3. Meh about top of ticket
Neither mayoral candidate has really given voters a really strong reason to vote for them. Mayor Cranley gets things done, but his abrasive personality has rubbed a lot of people the wrong way. Cranley’s campaign has focused on touting his record, but he’s not offered any new big plans for the future. Simpson has gotten little done in nearly six years on city council, and her puzzling decision on the Children’s Hospital expansion in August has raised serious questions about her ability to lead. She also hasn’t presented any solid, new plans.
4. City’s going in right direction
Conversely, almost everyone PX talked to said they believe voters generally feel like the city is in a good place and heading in the right direction. There are polls out there showing that, but PX is skeptical of all polling. Despite all the childish infighting at City Hall, Cranley and this council have overseen the arrival of GE at The Banks; made a commitment to public safety; improved basic services such as street paving and garbage collection; and fixed the pension system. In addition, someone pointed out we just drew 1 million people to Downtown for the Blink light show – and that’s said to be record attendance for a weekend-long event here.
5. Under-the-radar council candidates
Insiders had expectations of an exciting race, considering it’s the first since council terms moved from two to four years. But it hasn’t come to pass. It’s not a real deep field of serious nonincumbents. There have been few intriguing story lines. First-time candidate Seth Maney has stood out. The first openly gay Republican to run for council has gone after openly gay Democratic incumbent Chris Seelbach for making too big a deal of identity politics. Democratic candidate Michelle Dillingham has talked openly about overcoming a heroin addiction. But other than that, most nonincumbents seem content to fly under the radar.
MICRO-SCOOPS & MORE

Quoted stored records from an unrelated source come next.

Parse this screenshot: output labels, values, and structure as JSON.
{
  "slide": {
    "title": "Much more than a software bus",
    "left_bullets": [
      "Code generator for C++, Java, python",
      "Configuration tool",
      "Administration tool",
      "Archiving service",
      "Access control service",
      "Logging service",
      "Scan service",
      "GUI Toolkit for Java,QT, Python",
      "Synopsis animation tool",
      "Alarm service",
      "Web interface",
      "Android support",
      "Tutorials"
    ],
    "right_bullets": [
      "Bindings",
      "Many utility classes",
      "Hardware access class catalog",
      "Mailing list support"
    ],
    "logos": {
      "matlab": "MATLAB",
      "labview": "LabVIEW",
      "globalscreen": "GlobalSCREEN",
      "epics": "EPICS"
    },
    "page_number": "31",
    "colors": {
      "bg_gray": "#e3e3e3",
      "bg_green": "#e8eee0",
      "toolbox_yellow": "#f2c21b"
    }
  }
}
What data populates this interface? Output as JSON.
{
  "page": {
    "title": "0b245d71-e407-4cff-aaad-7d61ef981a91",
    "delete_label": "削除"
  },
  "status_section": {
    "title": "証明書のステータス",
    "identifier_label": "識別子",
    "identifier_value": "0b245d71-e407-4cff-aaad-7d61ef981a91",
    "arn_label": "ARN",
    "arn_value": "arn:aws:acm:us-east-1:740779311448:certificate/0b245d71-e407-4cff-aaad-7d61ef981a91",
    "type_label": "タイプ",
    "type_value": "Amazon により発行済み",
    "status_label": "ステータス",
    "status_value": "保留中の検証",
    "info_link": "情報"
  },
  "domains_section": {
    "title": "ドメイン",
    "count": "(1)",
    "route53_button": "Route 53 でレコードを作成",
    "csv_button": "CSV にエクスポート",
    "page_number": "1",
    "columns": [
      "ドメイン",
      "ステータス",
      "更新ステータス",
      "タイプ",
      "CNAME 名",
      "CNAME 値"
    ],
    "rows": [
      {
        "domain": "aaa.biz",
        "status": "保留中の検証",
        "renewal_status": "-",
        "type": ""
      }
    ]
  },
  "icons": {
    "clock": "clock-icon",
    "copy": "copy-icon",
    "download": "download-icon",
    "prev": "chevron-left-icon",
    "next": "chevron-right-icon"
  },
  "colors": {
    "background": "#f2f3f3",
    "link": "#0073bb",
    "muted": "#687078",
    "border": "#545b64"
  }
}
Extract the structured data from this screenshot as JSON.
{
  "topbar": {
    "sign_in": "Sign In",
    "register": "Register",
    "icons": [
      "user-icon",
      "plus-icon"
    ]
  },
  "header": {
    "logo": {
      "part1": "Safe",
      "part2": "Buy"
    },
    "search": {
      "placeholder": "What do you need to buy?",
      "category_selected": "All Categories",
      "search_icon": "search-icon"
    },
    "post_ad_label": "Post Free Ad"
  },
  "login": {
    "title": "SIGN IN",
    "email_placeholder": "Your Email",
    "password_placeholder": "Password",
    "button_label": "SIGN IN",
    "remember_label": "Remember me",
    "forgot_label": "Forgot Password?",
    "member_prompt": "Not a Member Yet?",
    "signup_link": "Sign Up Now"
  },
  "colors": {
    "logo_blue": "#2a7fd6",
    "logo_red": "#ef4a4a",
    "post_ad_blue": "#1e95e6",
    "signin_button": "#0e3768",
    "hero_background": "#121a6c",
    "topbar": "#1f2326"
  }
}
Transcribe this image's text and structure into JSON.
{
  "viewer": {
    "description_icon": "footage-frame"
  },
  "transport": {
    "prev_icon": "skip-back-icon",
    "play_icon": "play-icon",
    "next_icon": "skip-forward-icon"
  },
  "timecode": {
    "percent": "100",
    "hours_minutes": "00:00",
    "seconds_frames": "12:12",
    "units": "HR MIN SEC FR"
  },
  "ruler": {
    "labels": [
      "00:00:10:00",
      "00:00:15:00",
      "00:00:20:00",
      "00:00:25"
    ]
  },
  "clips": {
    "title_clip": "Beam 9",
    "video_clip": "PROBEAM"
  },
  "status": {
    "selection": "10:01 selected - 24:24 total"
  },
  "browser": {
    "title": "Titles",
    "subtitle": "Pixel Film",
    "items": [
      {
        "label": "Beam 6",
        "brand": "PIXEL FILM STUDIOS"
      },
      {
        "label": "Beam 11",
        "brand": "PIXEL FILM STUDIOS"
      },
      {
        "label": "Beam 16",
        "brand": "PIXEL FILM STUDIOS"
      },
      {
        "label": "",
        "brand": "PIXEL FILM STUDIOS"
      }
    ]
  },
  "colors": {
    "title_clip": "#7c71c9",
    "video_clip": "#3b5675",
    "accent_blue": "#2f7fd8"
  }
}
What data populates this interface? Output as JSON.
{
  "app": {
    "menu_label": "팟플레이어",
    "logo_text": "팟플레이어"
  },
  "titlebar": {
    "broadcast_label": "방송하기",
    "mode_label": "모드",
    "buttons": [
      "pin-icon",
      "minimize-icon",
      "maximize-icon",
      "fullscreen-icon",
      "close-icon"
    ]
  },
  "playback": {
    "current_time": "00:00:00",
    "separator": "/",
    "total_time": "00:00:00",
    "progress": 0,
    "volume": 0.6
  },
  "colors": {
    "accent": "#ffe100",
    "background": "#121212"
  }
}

• Rabbi Robert Barr this week became the third Democrat to file to run in the 1st Congressional District, a seat currently held by Westwood Republican Steve Chabot. Barr, 62, is the founding rabbi of Congregation Beth Adam in Loveland. He is the third Jewish clergyperson to ever run for Congress, according to the Washington Post. Rabbi Barr “is notable not only for being that rarest of birds, a running rabbi, but also for being the first who seems to have a good shot at winning,” the Post reported. That line presumably was referring to the primary, but Barr would be a long shot to unseat Chabot.
• Former GOP presidential candidate Rick Santorum on Thursday was in Southwest Ohio campaigning for Mike DeWine, who is running for governor. In Troy, the former U.S. senators talked about pro-life issues. While in the Senate, DeWine and Santorum co-sponsored legislation to ban partial-birth abortion.
• After an entire week without a Cincinnati mayoral debate, Cranley and Simpson will be back at it on Monday and Tuesday. EmpowerU will host a debate from 7 p.m. to 8:30 p.m. Monday at The Farm, 239 Anderson Ferry Road, Delhi Township. WLWT Channel 5 will televise its live debate 7-8 p.m. the next night. The debate also will stream live on WLWT.com.
• The Enquirer and media partner Fox19 are sponsoring a virtual town hall discussion involving Cranley and Simpson from 11 a.m. to noon on Thursday. You can watch it at Cincinnati.com or on the Enquirer app, Fox19.com or the Fox19 app, or the Facebook pages for The Enquirer and Fox19. To submit questions ahead of time, email political editor Carl Weiser at [email protected]
• Need some extra cash? The Hamilton County of Board of Elections is in need of Republicans and Democrats to work at the polls on Election Day. For more info, click here or call 513-632-7042 (Republicans) or 513-632-7041 (Democrats).
Read or Share this story: http://cin.ci/2zunbIO